But males haven't escaped the arrogance of defining "real" in terms of other people's prejudice. A decade or so ago an evangelical organization of men popularized bumper stickers with the phrase, "Real Men Love Jesus." I was appalled at the implication that men who didn't love Jesus, or more accurately who didn't love Jesus in the same way the purveyors of the bumper sticker loved him, were unreal. In truth it wasn't that non-Jesus loving males were unreal, it was the implication they were less manly, therefore inferior, to the Jesus loving males. My personal solution was to immediately start looking for a hunky Latin named Jesus so that I could claim true virility.
The definition of what's "real" as a tool of prejudice and put-down angers me. During the recent political campaigns there were numerous references by candidates indicating that the "real America" was in the small towns and hamlets uncorrupted by the urban sprawl of the big city. There was never any definition of how small or large a community had to be to qualify for the "real America," but it was quite clear that Detroit, Atlanta, Miami and L.A. weren't part of the mix. Ironically, the very candidates touting the value of the "real America," the small town paradise, were at the same time spending millions of campaign dollars in the hope that they would eventually reside within the Beltwaythe most unreal enclave in the country if not the world.
In years gone by, when I traveled overseas for business or for pleasure I was always proud to identify myself as an American. It gave me status. It gave me safety. In the eighties and nineties young people I met in Egypt, China or Thailand would gladly give their right arm (maybe their right testicleI never asked) for a visa to the United States. Traveling in recent years I try to pass myself off as Canadian or British when I'm questioned about my nationality. It's safer. That's my reality.

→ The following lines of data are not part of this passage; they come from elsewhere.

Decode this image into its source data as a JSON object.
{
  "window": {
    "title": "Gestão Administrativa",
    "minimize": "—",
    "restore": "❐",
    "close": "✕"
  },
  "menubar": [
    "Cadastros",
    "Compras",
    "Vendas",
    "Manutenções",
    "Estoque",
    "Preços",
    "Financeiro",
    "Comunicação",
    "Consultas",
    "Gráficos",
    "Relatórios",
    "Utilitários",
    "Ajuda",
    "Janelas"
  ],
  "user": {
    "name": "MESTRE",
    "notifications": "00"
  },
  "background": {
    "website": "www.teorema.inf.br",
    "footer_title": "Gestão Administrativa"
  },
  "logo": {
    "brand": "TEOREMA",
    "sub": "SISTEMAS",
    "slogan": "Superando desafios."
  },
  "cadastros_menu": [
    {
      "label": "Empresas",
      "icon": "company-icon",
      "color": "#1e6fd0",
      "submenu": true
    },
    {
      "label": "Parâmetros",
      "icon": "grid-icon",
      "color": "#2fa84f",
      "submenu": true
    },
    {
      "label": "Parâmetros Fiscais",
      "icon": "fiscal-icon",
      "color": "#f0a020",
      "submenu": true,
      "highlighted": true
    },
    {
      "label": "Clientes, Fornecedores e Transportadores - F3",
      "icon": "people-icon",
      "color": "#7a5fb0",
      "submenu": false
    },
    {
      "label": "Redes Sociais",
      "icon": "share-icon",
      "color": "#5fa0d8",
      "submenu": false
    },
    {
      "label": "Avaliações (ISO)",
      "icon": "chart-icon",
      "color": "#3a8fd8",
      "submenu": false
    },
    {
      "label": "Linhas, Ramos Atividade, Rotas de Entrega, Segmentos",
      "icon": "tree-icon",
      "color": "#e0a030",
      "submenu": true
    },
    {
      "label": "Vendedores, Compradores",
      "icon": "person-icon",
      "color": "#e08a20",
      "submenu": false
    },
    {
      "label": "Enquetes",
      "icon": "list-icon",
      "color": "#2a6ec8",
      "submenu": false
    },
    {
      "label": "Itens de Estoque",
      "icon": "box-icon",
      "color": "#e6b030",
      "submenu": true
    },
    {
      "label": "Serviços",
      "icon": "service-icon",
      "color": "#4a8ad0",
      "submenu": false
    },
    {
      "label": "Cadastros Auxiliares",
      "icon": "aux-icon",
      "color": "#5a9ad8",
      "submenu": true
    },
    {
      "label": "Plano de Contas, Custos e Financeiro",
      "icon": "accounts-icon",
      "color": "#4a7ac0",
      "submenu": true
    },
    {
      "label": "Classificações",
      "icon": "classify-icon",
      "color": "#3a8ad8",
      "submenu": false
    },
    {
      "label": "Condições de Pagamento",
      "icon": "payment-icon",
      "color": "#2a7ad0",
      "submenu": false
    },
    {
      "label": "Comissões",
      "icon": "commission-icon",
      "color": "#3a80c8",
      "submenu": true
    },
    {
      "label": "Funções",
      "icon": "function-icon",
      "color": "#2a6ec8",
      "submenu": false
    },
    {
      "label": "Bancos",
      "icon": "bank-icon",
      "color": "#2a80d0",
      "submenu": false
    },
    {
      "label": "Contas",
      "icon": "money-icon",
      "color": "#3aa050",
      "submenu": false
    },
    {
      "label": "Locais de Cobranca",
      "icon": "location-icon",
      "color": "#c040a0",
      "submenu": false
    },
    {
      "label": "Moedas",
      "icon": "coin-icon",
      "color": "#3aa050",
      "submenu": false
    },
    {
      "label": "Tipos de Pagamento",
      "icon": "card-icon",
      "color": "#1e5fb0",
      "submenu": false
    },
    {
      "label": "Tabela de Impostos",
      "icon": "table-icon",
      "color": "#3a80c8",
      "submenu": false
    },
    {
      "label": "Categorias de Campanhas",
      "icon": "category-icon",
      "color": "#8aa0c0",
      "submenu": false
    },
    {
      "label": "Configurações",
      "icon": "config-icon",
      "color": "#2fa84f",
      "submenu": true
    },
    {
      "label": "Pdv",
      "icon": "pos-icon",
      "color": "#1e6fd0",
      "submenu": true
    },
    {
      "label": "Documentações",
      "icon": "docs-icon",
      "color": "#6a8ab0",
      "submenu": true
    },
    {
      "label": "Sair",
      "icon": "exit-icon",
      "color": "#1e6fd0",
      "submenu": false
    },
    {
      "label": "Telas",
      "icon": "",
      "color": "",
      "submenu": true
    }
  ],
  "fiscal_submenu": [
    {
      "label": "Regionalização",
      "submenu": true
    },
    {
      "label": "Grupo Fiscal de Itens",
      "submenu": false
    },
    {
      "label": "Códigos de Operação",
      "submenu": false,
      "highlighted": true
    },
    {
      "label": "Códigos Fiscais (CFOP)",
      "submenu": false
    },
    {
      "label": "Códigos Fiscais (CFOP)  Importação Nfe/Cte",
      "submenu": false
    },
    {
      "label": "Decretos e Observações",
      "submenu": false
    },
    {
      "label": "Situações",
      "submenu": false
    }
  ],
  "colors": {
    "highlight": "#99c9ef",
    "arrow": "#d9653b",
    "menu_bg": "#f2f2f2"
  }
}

That's the reality I see in America's post 9/11 decline.
Recently, however, I was heartened. I endured the agonies of early voting in my home town of Fort Lauderdale. The Saturday before the election I went to the closest polling place at 9 a.m. knowing that the polls would not open until ten. The line was long and after an hour and a half of waiting my two artificial knees and my titanium hip began to protest. I went home. I got a folding chair and a book and returned. The line had gotten longer and I was grateful for the bottles of non-partisan water being distributed by poll workers. After another three hours I voted.
My experience of early voting was well captured in a letter to the editor of the South Florida Sun-Sentinel by a Lake Worth woman who wrote:
A strange thing happened as my husband and I waited in line for two and a half hours to vote at the Boynton Beach Library. I looked around and saw young people, old people and middle-aged people. I saw black, white, brown and yellow faces. Talk about a melting pot.I saw people accepting a challenging situation with humor and respect for their fellow citizens, people helping strangers who weren't physically capable of standing for extended periods by holding their place in line while they sat in the library or quickly took cranky toddlers home.
Once inside the voting room, a poll worker informed the group of about thirty people that the young lady she was working with was a first-time voter. To the cheers and applause of the entire group, this young lady stood up and took a well-deserved bow.
I confess, when we first got in line, I was annoyed by the delay. But as time went by, I realized I had seen first hand why we are all so passionate about this particular election. And at that moment, I was as proud of my country as I ever have been. Not a bad afternoon after all.
It wasn't a bad afternoon. I realized, as did the Lake Worth writer, that if weblack, white, brown and yellow, young, old and in-betweenare willing to endure personal discomfort and hardship in order to vote, then maybejust maybewe can work together to begin the process of recreating our country as the land with "liberty and justice for all."
John Siegfried, a former Rehoboth resident who now lives in Ft. Lauderdale, maintains strong ties to our community and can be reached at firstname.lastname@example.org.
LETTERS From CAMP Rehoboth, Vol. 18, No. 15 November 21, 2008